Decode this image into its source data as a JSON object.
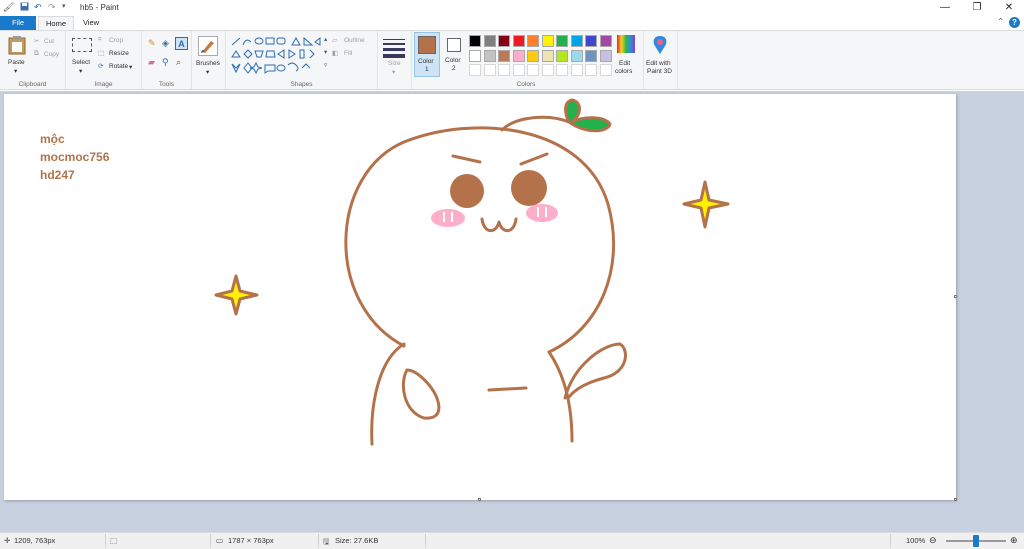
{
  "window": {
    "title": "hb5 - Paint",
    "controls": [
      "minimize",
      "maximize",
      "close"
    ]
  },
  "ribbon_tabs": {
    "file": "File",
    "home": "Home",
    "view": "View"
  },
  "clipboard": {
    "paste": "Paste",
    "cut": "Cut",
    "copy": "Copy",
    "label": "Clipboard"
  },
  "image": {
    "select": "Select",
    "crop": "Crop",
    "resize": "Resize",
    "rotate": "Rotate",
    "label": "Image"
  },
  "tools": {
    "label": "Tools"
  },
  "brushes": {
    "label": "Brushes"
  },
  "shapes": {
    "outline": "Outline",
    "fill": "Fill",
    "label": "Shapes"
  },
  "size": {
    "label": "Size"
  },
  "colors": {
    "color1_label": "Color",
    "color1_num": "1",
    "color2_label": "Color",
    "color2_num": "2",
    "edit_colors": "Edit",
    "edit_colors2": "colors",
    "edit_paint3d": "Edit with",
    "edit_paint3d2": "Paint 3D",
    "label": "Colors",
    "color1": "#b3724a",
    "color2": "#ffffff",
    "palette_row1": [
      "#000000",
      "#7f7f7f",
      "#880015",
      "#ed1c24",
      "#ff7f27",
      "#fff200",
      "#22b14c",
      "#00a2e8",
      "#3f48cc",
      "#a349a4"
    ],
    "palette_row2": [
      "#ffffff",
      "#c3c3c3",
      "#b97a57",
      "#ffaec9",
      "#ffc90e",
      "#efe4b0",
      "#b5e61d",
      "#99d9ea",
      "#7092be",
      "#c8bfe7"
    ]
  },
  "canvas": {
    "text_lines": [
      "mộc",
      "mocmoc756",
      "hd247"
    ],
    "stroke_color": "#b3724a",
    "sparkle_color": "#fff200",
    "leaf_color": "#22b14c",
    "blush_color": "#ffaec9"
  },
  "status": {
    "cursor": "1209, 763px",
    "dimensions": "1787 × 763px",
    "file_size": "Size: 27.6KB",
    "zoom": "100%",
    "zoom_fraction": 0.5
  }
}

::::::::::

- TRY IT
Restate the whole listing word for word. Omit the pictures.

- SOLUTION TO THIS EXERCISE
Decode this image into its source data as a JSON object.
{
  "window": {
    "title": "hb5 - Paint",
    "controls": [
      "minimize",
      "maximize",
      "close"
    ]
  },
  "ribbon_tabs": {
    "file": "File",
    "home": "Home",
    "view": "View"
  },
  "clipboard": {
    "paste": "Paste",
    "cut": "Cut",
    "copy": "Copy",
    "label": "Clipboard"
  },
  "image": {
    "select": "Select",
    "crop": "Crop",
    "resize": "Resize",
    "rotate": "Rotate",
    "label": "Image"
  },
  "tools": {
    "label": "Tools"
  },
  "brushes": {
    "label": "Brushes"
  },
  "shapes": {
    "outline": "Outline",
    "fill": "Fill",
    "label": "Shapes"
  },
  "size": {
    "label": "Size"
  },
  "colors": {
    "color1_label": "Color",
    "color1_num": "1",
    "color2_label": "Color",
    "color2_num": "2",
    "edit_colors": "Edit",
    "edit_colors2": "colors",
    "edit_paint3d": "Edit with",
    "edit_paint3d2": "Paint 3D",
    "label": "Colors",
    "color1": "#b3724a",
    "color2": "#ffffff",
    "palette_row1": [
      "#000000",
      "#7f7f7f",
      "#880015",
      "#ed1c24",
      "#ff7f27",
      "#fff200",
      "#22b14c",
      "#00a2e8",
      "#3f48cc",
      "#a349a4"
    ],
    "palette_row2": [
      "#ffffff",
      "#c3c3c3",
      "#b97a57",
      "#ffaec9",
      "#ffc90e",
      "#efe4b0",
      "#b5e61d",
      "#99d9ea",
      "#7092be",
      "#c8bfe7"
    ]
  },
  "canvas": {
    "text_lines": [
      "mộc",
      "mocmoc756",
      "hd247"
    ],
    "stroke_color": "#b3724a",
    "sparkle_color": "#fff200",
    "leaf_color": "#22b14c",
    "blush_color": "#ffaec9"
  },
  "status": {
    "cursor": "1209, 763px",
    "dimensions": "1787 × 763px",
    "file_size": "Size: 27.6KB",
    "zoom": "100%",
    "zoom_fraction": 0.5
  }
}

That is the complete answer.